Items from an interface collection
::::

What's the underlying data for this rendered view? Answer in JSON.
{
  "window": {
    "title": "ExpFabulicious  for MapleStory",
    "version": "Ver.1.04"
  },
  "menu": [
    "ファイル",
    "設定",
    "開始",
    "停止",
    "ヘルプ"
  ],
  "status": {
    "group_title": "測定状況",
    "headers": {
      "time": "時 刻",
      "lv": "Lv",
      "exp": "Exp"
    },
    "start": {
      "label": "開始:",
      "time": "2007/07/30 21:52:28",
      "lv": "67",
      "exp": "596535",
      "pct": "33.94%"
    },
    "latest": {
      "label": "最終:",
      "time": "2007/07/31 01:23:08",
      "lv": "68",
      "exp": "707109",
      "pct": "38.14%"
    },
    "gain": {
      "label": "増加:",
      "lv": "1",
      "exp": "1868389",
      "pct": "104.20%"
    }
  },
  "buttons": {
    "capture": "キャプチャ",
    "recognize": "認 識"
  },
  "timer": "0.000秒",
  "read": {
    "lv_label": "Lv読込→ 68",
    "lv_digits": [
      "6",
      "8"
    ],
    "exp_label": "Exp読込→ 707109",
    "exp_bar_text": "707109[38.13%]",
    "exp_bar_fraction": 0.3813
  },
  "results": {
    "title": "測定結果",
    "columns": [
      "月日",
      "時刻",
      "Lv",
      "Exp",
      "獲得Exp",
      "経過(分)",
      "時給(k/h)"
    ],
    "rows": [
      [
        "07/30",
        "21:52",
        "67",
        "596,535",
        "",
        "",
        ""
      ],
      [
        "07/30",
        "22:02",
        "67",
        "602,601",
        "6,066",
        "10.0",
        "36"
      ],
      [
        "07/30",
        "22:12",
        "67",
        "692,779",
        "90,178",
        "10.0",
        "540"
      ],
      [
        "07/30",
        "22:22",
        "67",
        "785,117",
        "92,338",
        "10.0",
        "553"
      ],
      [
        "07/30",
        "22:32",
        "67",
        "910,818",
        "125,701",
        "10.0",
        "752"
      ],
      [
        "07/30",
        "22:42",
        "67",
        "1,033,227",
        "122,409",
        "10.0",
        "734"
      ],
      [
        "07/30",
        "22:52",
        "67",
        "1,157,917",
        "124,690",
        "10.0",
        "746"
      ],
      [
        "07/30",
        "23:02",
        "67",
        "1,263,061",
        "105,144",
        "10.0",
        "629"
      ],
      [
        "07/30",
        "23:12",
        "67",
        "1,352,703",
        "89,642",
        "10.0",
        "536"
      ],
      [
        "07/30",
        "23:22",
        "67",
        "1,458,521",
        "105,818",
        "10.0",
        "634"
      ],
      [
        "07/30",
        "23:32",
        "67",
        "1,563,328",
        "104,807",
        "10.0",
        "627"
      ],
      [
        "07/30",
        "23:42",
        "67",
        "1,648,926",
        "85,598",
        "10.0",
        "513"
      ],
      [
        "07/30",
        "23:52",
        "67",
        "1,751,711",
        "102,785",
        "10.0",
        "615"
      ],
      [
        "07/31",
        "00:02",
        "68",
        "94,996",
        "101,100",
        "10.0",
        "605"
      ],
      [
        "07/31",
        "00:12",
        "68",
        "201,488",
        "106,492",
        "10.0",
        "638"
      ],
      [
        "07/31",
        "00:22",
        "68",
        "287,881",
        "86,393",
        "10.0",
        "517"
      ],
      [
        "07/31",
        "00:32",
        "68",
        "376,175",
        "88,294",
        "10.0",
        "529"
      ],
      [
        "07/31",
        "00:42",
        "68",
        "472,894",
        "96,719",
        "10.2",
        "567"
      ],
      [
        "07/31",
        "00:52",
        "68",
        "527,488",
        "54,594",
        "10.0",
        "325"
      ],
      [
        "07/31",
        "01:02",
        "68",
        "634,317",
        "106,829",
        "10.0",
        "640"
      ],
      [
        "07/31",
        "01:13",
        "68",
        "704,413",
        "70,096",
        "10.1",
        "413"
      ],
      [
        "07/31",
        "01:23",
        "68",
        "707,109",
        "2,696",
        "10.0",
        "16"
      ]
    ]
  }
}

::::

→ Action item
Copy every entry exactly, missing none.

→ Answer for the task
What's the underlying data for this rendered view? Answer in JSON.
{
  "window": {
    "title": "ExpFabulicious  for MapleStory",
    "version": "Ver.1.04"
  },
  "menu": [
    "ファイル",
    "設定",
    "開始",
    "停止",
    "ヘルプ"
  ],
  "status": {
    "group_title": "測定状況",
    "headers": {
      "time": "時 刻",
      "lv": "Lv",
      "exp": "Exp"
    },
    "start": {
      "label": "開始:",
      "time": "2007/07/30 21:52:28",
      "lv": "67",
      "exp": "596535",
      "pct": "33.94%"
    },
    "latest": {
      "label": "最終:",
      "time": "2007/07/31 01:23:08",
      "lv": "68",
      "exp": "707109",
      "pct": "38.14%"
    },
    "gain": {
      "label": "増加:",
      "lv": "1",
      "exp": "1868389",
      "pct": "104.20%"
    }
  },
  "buttons": {
    "capture": "キャプチャ",
    "recognize": "認 識"
  },
  "timer": "0.000秒",
  "read": {
    "lv_label": "Lv読込→ 68",
    "lv_digits": [
      "6",
      "8"
    ],
    "exp_label": "Exp読込→ 707109",
    "exp_bar_text": "707109[38.13%]",
    "exp_bar_fraction": 0.3813
  },
  "results": {
    "title": "測定結果",
    "columns": [
      "月日",
      "時刻",
      "Lv",
      "Exp",
      "獲得Exp",
      "経過(分)",
      "時給(k/h)"
    ],
    "rows": [
      [
        "07/30",
        "21:52",
        "67",
        "596,535",
        "",
        "",
        ""
      ],
      [
        "07/30",
        "22:02",
        "67",
        "602,601",
        "6,066",
        "10.0",
        "36"
      ],
      [
        "07/30",
        "22:12",
        "67",
        "692,779",
        "90,178",
        "10.0",
        "540"
      ],
      [
        "07/30",
        "22:22",
        "67",
        "785,117",
        "92,338",
        "10.0",
        "553"
      ],
      [
        "07/30",
        "22:32",
        "67",
        "910,818",
        "125,701",
        "10.0",
        "752"
      ],
      [
        "07/30",
        "22:42",
        "67",
        "1,033,227",
        "122,409",
        "10.0",
        "734"
      ],
      [
        "07/30",
        "22:52",
        "67",
        "1,157,917",
        "124,690",
        "10.0",
        "746"
      ],
      [
        "07/30",
        "23:02",
        "67",
        "1,263,061",
        "105,144",
        "10.0",
        "629"
      ],
      [
        "07/30",
        "23:12",
        "67",
        "1,352,703",
        "89,642",
        "10.0",
        "536"
      ],
      [
        "07/30",
        "23:22",
        "67",
        "1,458,521",
        "105,818",
        "10.0",
        "634"
      ],
      [
        "07/30",
        "23:32",
        "67",
        "1,563,328",
        "104,807",
        "10.0",
        "627"
      ],
      [
        "07/30",
        "23:42",
        "67",
        "1,648,926",
        "85,598",
        "10.0",
        "513"
      ],
      [
        "07/30",
        "23:52",
        "67",
        "1,751,711",
        "102,785",
        "10.0",
        "615"
      ],
      [
        "07/31",
        "00:02",
        "68",
        "94,996",
        "101,100",
        "10.0",
        "605"
      ],
      [
        "07/31",
        "00:12",
        "68",
        "201,488",
        "106,492",
        "10.0",
        "638"
      ],
      [
        "07/31",
        "00:22",
        "68",
        "287,881",
        "86,393",
        "10.0",
        "517"
      ],
      [
        "07/31",
        "00:32",
        "68",
        "376,175",
        "88,294",
        "10.0",
        "529"
      ],
      [
        "07/31",
        "00:42",
        "68",
        "472,894",
        "96,719",
        "10.2",
        "567"
      ],
      [
        "07/31",
        "00:52",
        "68",
        "527,488",
        "54,594",
        "10.0",
        "325"
      ],
      [
        "07/31",
        "01:02",
        "68",
        "634,317",
        "106,829",
        "10.0",
        "640"
      ],
      [
        "07/31",
        "01:13",
        "68",
        "704,413",
        "70,096",
        "10.1",
        "413"
      ],
      [
        "07/31",
        "01:23",
        "68",
        "707,109",
        "2,696",
        "10.0",
        "16"
      ]
    ]
  }
}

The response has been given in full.